History of IP Addresses Part 2: How TCP/IP Changed EverythingJanuary 17, 2018
Millennial Executive: Organize Your Life (Finally) in 2018January 22, 2018
Welcome back to ‘This Week in Getting Hacked’—the world’s greatest cybersecurity-related link dump! Each week, we bring you the best news stories from the cybersecurity field, letting you know who’s getting hacked, who’s hacking, what data is leaking, and about what you should take with caution. So strap in, change your password, and let’s find out who’s getting hacked this week!
On to the links…
OOOOOOoooooo boy—this one’s stupid. Remember the fake emergency broadcast that when out to all Hawaiians warning them of a ballistic missile and telling them it’s not a test when in reality there was no missile and everyone freaked out for no reason?
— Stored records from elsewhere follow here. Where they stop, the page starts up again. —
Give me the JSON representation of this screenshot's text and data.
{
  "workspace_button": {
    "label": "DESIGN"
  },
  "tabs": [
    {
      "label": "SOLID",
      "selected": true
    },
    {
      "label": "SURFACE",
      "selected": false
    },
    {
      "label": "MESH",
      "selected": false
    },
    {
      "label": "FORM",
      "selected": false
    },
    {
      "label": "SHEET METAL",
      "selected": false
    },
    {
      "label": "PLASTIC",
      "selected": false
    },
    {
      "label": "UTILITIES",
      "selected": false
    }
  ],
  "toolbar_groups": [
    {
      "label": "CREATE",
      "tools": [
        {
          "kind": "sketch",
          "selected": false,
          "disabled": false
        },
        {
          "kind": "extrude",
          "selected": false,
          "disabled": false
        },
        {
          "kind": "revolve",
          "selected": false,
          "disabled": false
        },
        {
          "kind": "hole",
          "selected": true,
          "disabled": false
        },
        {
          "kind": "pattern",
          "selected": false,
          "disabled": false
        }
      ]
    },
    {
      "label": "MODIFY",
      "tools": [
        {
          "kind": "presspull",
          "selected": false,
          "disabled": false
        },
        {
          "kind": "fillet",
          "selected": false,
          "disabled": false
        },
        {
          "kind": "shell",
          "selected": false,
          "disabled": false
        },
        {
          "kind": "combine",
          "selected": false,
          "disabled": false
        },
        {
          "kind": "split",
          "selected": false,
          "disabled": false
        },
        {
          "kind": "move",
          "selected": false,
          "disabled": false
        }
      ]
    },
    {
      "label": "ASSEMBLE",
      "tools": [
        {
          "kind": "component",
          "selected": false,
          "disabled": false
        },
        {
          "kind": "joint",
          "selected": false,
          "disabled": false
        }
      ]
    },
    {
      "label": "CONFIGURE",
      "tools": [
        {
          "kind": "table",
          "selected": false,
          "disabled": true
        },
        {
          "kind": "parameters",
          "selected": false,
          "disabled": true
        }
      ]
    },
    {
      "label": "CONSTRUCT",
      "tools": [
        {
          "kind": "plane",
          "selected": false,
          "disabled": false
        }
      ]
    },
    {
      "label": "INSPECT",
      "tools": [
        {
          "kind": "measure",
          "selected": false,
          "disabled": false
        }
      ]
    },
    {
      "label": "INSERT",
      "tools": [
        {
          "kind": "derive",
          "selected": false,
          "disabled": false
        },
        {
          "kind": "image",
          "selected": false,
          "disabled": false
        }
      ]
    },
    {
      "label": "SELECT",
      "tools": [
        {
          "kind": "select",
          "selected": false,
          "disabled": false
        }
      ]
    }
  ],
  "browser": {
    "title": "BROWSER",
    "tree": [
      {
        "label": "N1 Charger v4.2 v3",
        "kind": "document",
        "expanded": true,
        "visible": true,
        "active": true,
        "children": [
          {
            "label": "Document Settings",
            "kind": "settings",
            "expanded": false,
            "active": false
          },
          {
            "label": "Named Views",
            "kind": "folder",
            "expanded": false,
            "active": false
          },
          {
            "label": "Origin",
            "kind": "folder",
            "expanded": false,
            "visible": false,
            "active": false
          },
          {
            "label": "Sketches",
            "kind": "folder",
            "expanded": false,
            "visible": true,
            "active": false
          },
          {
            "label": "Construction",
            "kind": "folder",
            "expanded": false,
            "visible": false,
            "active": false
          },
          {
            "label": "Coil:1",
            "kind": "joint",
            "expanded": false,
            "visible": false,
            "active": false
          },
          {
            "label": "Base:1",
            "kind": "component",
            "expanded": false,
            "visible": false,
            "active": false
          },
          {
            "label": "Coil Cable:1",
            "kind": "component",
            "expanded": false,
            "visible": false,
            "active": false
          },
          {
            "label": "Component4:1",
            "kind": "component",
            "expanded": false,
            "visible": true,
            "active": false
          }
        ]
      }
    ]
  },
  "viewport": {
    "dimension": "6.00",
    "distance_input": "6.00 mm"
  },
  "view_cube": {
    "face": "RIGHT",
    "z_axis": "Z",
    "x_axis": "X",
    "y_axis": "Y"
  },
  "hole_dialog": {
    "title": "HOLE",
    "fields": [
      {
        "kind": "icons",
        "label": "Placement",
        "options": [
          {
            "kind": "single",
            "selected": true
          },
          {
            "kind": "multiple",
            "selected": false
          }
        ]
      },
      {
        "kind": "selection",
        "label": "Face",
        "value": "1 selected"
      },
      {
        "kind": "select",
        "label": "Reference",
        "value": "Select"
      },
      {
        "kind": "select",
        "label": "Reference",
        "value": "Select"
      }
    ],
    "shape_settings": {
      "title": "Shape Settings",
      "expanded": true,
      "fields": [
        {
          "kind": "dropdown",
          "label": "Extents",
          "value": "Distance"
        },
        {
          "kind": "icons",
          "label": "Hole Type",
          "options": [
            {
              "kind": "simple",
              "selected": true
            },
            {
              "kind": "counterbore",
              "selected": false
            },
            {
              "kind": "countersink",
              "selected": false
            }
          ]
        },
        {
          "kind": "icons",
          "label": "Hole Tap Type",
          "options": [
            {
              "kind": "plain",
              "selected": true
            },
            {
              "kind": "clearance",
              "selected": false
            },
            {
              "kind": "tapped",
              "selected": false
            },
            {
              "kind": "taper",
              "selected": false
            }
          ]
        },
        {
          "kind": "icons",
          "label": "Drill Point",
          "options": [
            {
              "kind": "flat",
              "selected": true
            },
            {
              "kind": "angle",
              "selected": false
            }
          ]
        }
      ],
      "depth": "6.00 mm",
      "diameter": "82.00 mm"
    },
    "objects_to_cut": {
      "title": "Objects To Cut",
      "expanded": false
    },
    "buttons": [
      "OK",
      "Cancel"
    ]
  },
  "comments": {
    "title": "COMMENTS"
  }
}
Well, we’re not saying this is the password, just that there was a picture taken in July of 2017 from inside Hawaii’s Emergency Management Agency that had a password written down on a sticky note like this.
A sticky note.
Why, Hawaii, why!? Hawaii claims the alert was sent because, “an employee pushed the wrong button,” but, come on. How much faith can you have in their cybersecurity when something like a sticky note taped (look, it’s taped even though it’s a sticky note) to a computer screen is how they manage their passwords.
Man, we could keep going on just this story alone, but we should move on to less infuriating cybersecurity stories like….
Just when you thought your iPhone battery was your biggest Apple problem, meet OSC/MaMi malware! It’s a nasty bit of malware which targets Macs and is designed to steal personal information.
Oh, and your current anti-virus will do no good against it. Here’s a quote from ex-NSA hackerman Patrick Wardle:
OSX/MaMi isn’t particular advanced – but does alter infected systems in rather nasty and persistent ways. By installing a new root certifcate and hijacking the DNS servers, the attackers can perform a variety of nefarious actions such as man-in-the-middle’ing traffic (perhaps to steal credentials, or inject ads)
To check your system, go to the System Preferences app to check your DNS settings and see if they’ve been changed to 184.108.40.206 and 220.127.116.11.
OnePlus claims that 40,000 people have been victim of a credit card hack. The attack was accomplished via a malicious script injected into the OnePlus.net payment page code which allowed the hackers to see credit card information and other personal details.
OnePlus sent a letter to their customers on the 19th of January to warn them of the attack and they say they are conducting a security audit.
Well, that’s it for this week. Don’t leave your passwords on sticky notes and while you’re at it, you better go ahead and change them real quick.